But He Himself was broken
Long before the sky would open
He was forsaken, almost human
He sank beneath your wisdom like a stone

But you wanna travel with Him
And you wanna travel blind
And you think maybe you'll trust Him
For He's touched your perfect body with His mind

Suzanne takes you down
To the place by the river
She's wearing rags and feathers
From Salvation Army's counters

And the sun pours down like honey
On our lady of the harbor
And she shows you where to look
Amid the garbage and the flowers...

Be not afraid; come follow me; do not fear, only believe--
these are the central philosophies of the Christ. Jesus, we learn in the Bible, makes them among his central points. Fear must be overcome with faith firmly planted in its place. While fear may be a valuable response as part of a self-preservation instinct, it can also be destructive, paralyzing, controlling us, preventing our living life as the Spirit might direct, unresponsive to free will. The mature person seeks to learn what is in his and others best interest, and endeavors towards those aims. He or she avoids what is contrary and stands against those ills as they may be able.

Frequently the Bible stories serve as imperatives;
they prod, define and refine the mind of the reader, so that we may become believers. In this particular story, Jesus recounts his journey to the foreign community of the Gerasenes, who were not Israelites. While there he heals the mind of a deeply troubled man (Mark 5:19-20). He then implores his followers to overlook those peoples' faults and shortcomings, and urges them to bring the message of hope and belief to them.
Continue with the story. Read Mark chapter 5 verses 21-43.

While many will doubt the words they read of a long ago account, faith asks us to "have ears" as the ancient Israelite did, and to hear the message within the story because it is a parable. Today the emotional state of anxiety and fearfulness seem ever more prevalent.
Many of us seek treatment for anxiety and stress in a doctors office with pills and other medication; while these preparations often do effectively tamp down or mask our sensory impulses towards anxiety and fearfulness, the calm of our own mind though the peace the Christ seeks to impart upon us, is not part of the medical equation. Thus we are less free and more under the influence of the drug or other medication.

While some may require medication and rightly so, there is a degree of calm, a direction for all which may be the fruit of the Spirit descended into our lives. It is the nature of the Spirit to come calling upon all, but not by any force or coercion; Spirit knocks. We either answer or we don't and if not, the Spirit is free and it flies. It will not force its way upon anyone.The Christ brings a message of the possibility of freedom from fear: "Do not be afraid, I am with you always."

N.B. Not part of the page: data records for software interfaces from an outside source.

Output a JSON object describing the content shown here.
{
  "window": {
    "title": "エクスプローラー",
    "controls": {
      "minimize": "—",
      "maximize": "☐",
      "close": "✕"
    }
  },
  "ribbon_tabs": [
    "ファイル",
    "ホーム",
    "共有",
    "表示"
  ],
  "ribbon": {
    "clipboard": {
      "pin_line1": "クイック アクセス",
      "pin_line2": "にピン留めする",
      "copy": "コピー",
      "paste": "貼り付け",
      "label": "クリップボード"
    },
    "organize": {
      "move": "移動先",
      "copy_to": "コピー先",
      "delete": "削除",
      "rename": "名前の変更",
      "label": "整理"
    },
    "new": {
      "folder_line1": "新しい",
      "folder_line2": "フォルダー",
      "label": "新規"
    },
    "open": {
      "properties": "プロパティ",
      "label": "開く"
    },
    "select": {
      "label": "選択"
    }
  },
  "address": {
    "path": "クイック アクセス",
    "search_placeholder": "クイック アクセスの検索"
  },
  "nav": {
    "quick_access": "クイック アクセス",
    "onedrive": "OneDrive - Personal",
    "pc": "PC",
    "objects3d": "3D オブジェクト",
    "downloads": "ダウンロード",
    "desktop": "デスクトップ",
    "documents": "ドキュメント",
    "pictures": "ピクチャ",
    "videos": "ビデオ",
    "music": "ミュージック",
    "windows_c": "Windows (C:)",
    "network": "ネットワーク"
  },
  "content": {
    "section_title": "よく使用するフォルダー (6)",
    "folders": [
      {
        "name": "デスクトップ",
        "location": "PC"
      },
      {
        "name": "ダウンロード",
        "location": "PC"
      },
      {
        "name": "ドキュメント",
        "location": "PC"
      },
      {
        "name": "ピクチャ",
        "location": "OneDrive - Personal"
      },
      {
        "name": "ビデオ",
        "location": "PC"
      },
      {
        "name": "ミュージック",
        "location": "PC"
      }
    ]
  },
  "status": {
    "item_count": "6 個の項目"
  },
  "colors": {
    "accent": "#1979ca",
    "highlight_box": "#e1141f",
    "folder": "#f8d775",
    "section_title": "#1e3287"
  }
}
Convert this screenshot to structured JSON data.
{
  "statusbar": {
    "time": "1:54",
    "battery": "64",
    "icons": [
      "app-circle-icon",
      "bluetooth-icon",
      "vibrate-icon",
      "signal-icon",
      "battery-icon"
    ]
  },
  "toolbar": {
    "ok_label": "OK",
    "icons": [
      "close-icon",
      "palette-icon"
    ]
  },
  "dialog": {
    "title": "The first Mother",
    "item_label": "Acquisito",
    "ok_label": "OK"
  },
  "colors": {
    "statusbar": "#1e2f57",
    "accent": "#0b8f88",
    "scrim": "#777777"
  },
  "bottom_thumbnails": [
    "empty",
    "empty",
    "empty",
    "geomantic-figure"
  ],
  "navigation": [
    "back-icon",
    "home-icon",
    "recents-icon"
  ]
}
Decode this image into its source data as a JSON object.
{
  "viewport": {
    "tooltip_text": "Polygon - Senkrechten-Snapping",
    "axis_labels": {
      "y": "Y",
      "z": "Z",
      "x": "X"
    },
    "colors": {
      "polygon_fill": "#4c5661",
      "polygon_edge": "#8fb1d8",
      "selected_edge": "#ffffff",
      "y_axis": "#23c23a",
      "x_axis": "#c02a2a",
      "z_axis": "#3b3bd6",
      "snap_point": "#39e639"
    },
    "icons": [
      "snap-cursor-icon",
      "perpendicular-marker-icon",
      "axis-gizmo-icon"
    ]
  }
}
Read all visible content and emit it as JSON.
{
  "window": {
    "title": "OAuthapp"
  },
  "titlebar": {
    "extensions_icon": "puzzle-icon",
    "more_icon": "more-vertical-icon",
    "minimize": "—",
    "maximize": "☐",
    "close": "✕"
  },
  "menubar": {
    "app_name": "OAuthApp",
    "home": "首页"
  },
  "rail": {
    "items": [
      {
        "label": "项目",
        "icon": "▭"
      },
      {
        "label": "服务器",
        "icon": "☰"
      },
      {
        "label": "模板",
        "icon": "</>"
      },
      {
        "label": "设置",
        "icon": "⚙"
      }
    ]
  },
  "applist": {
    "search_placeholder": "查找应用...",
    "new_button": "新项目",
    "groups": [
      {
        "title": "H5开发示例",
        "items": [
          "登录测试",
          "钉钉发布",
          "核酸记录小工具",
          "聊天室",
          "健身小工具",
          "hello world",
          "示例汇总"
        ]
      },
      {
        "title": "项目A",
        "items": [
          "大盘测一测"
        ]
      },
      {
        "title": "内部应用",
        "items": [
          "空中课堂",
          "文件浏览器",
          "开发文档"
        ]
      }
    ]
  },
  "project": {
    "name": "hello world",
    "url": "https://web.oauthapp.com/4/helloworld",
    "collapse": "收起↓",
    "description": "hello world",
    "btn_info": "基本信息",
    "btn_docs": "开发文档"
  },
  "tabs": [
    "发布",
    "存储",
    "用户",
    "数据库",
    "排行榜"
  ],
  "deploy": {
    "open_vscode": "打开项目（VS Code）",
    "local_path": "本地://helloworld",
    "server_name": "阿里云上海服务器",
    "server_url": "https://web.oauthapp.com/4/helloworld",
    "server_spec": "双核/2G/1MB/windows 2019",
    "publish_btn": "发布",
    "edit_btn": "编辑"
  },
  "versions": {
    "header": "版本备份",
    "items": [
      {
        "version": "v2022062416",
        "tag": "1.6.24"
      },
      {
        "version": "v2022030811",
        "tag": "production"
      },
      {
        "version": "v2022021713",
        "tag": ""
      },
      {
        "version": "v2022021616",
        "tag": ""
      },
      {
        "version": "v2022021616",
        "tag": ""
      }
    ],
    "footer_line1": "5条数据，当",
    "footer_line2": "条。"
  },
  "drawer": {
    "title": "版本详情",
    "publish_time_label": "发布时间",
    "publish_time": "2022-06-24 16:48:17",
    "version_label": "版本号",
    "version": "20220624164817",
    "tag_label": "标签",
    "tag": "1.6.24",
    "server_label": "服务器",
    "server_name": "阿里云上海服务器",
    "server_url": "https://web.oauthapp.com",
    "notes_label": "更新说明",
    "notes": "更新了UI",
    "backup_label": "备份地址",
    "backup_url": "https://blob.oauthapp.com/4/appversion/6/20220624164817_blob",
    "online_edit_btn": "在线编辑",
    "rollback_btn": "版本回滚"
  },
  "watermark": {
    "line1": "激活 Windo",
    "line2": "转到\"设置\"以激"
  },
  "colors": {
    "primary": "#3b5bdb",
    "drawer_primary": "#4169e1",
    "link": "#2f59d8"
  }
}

What is belief, what is faith? We hear the phrase, 'just have faith!' So what is it? Most of us take for granted that religion is a set or system of beliefs; it is to many strictly concerned with beliefs and the adherence to those beliefs. This however is a rather narrow view; the Spirit comes to free us, not entangle us upon a set of dictum.
Many of the world's religions are not characterized primarily by beliefs at all, but by practice, about appropriate behaviors. So it happens that faith is about relationships, and belief is about ways of doing and being.

One of the most unfortunate aspects of religion,
all religion, no religion in particular, is that as a facet of life, it instills a set of beliefs very successfully in many without ever bringing a person to faith. Many are familiar with the story, "I attended as a child, but fell away..."
Since both belief and faith formation are important in the spiritual life, one without the other does not often succeed. As persons of faith, we engage and refine our beliefs within relationships, within communities. So the teaching, "love one another," becomes real; it becomes the imperative in faith.

No comments: